The governing body should adhere to the following responsibilities:

  • Decide whether to reinstate the pupil immediately (or on a particular date) or decline to reinstate the pupil. 
  • Consider whether the decision to suspend or permanently exclude is lawful, reasonable, and procedurally fair. 
  • Consider the welfare and safeguarding of the pupil and their peers, and any other evidence that’s presented. 
  • Governing body’s decision and the reasons for making that decision, must then be circulated in writing without delay to all appropriate parties.

The headteacher must notify the governing body without delay about any suspension or permanent exclusion, as well as the child’s parents (and social worker and/or local authority) when appropriate, to ensure that all parties understand the incidents that have led to the action being taken, and provide all of the information as set out in part six of the suspension and permanent exclusion guidance.

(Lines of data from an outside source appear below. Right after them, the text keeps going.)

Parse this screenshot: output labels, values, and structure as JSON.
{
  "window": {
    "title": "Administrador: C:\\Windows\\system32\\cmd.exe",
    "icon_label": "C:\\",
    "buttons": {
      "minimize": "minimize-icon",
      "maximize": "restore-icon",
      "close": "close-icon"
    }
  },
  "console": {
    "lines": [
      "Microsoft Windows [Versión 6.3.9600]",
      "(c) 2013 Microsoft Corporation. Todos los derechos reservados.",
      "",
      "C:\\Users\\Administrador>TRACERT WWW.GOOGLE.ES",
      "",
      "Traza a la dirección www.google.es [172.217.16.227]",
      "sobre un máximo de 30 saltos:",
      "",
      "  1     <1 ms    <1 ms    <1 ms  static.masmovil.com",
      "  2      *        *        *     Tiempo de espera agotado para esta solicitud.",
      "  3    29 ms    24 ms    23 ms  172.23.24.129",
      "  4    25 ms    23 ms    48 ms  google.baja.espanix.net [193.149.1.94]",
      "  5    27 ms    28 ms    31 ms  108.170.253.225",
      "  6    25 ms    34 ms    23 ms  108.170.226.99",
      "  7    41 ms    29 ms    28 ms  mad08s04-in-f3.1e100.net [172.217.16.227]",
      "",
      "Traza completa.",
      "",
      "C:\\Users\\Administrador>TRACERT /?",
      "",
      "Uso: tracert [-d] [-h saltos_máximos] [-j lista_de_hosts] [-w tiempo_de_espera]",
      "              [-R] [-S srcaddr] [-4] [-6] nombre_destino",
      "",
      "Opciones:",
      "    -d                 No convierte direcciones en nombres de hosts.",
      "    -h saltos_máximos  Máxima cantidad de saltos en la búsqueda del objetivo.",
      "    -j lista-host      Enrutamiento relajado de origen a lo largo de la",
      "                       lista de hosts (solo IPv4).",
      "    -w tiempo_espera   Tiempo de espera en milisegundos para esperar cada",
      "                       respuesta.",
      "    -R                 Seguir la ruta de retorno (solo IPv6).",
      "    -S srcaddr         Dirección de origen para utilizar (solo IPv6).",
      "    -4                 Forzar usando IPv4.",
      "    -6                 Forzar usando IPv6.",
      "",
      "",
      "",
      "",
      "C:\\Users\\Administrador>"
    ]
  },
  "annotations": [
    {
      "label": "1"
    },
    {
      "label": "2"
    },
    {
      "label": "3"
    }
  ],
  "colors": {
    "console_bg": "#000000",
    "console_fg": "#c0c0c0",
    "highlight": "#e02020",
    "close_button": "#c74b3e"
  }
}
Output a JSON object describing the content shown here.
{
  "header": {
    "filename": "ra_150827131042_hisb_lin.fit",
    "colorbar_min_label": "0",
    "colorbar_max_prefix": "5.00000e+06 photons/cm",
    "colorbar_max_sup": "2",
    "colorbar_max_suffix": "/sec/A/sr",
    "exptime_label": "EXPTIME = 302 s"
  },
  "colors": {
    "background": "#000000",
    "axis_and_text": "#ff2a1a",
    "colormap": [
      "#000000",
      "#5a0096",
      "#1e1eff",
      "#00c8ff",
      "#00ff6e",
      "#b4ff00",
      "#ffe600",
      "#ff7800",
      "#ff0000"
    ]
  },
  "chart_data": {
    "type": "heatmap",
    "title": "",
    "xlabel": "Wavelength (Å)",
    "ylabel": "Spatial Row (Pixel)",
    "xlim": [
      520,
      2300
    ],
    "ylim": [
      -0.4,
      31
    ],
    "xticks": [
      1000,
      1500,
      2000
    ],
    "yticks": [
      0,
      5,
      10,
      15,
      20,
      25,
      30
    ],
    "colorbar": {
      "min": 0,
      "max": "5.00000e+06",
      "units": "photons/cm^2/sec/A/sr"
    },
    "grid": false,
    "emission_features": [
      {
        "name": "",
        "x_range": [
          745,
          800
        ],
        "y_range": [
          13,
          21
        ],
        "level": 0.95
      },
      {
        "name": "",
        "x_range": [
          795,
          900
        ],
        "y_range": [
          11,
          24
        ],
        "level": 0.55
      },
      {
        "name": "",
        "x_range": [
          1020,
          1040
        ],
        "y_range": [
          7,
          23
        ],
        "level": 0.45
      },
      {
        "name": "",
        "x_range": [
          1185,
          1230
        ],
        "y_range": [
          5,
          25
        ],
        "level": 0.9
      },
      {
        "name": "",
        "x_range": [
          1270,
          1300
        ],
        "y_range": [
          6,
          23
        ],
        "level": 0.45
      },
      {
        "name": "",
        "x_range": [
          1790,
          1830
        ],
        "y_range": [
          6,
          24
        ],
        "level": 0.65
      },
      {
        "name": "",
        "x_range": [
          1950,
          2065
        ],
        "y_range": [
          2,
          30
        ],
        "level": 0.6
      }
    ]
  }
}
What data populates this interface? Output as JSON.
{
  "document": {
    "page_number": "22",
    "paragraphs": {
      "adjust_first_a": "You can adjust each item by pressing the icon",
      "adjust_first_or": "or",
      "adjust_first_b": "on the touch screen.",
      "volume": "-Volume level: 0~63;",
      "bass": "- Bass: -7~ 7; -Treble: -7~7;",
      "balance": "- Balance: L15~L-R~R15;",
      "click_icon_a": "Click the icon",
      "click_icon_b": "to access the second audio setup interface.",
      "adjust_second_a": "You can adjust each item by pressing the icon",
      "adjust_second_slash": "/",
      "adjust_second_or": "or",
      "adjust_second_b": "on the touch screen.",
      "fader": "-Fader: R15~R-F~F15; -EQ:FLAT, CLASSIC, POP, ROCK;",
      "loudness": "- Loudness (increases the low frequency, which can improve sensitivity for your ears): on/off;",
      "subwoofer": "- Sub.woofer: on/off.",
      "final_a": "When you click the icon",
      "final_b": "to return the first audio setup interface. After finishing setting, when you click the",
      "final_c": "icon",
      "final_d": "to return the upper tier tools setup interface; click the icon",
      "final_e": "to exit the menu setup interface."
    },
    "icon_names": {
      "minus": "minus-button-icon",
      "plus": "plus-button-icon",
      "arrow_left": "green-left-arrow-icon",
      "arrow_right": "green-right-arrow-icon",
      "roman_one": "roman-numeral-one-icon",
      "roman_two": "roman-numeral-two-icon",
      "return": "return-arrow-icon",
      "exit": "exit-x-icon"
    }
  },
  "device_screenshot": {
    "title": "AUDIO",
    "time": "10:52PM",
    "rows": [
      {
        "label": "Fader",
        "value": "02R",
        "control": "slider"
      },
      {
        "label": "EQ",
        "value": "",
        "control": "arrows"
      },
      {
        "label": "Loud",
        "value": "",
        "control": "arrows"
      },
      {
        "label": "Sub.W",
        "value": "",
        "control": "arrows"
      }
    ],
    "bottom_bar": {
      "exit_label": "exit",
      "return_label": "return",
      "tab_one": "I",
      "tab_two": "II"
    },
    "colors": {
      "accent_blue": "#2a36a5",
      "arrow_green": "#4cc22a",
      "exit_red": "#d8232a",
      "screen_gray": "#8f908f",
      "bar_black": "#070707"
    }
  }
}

The headteacher should also describe what arrangements have been made to enable the pupil to continue their education prior to the start of any alternative provision or the pupil’s return to school.

Some exclusion or suspension decisions may involve police or criminal proceedings, which may affect how the exclusion and subsequent review processes are conducted. These must always be lawful, reasonable, and procedurally fair.

Supporting pupils who are suspended or excluded

The guidance states that the very best alternative provision can make an important contribution to managing behaviour and providing alternatives to exclusion. This could include outreach support for pupils in mainstream schools and offering short-term places to pupils who need a time-limited intervention away from their mainstream school. Schools should work with high-quality alternative provision providers to ensure that continuity of support is available for pupils for whom good behaviour cultures and policies are not working.

While suspensions are a challenging aspect of school life, the focus should always be on helping students learn from their mistakes and giving them a chance to re-join the school community as better individuals. A well-crafted reintegration strategy, combined with clear communication, can pave the way for more successful, respectful, and engaged learners.

If the pupil is permanently excluded, then there’s a set of procedures that must be followed to remove the pupil's name from the school register. The designated safeguarding lead should ensure that the pupils' details and any child protection data are transferred to the new school or college as soon as possible.

Appealing an exclusion

Parents can, of course, appeal an exclusion. Again, there’s a detailed set of instructions around the creation of an independent review panel (IRP) and the role of the local authority or academy trust to ensure that this happens appropriately and with the best interest of the pupil at heart. If appropriate, the local authority or academy trust may also wish to appoint an expert in SEND to attend and advise the review.

If the IRP directs or recommends that a pupil is reinstated, the governing body must reconsider whether the pupil should be reinstated. This may be based on whether the panel has directed or merely recommended the reinstatement of the young person.


The power of headteachers to suspend or permanently exclude pupils is a crucial element of maintaining a safe and respectful educational environment. It’s a responsibility that should be exercised judiciously, considering the welfare and future of the pupil involved whilst considering the needs and well-being of other pupils and staff. This is in addition to upholding the principles of KCSIE, along with equity, transparency and fairness.

If you’re concerned about keeping up to date with the latest education policy, practice and research, consider a membership with The National College. Not only does it provide access to thousands of professional development resources for all staff, but also enables leaders to create training programmes precisely tailored to individual and collective needs, to help ensure compliance and drive up standards.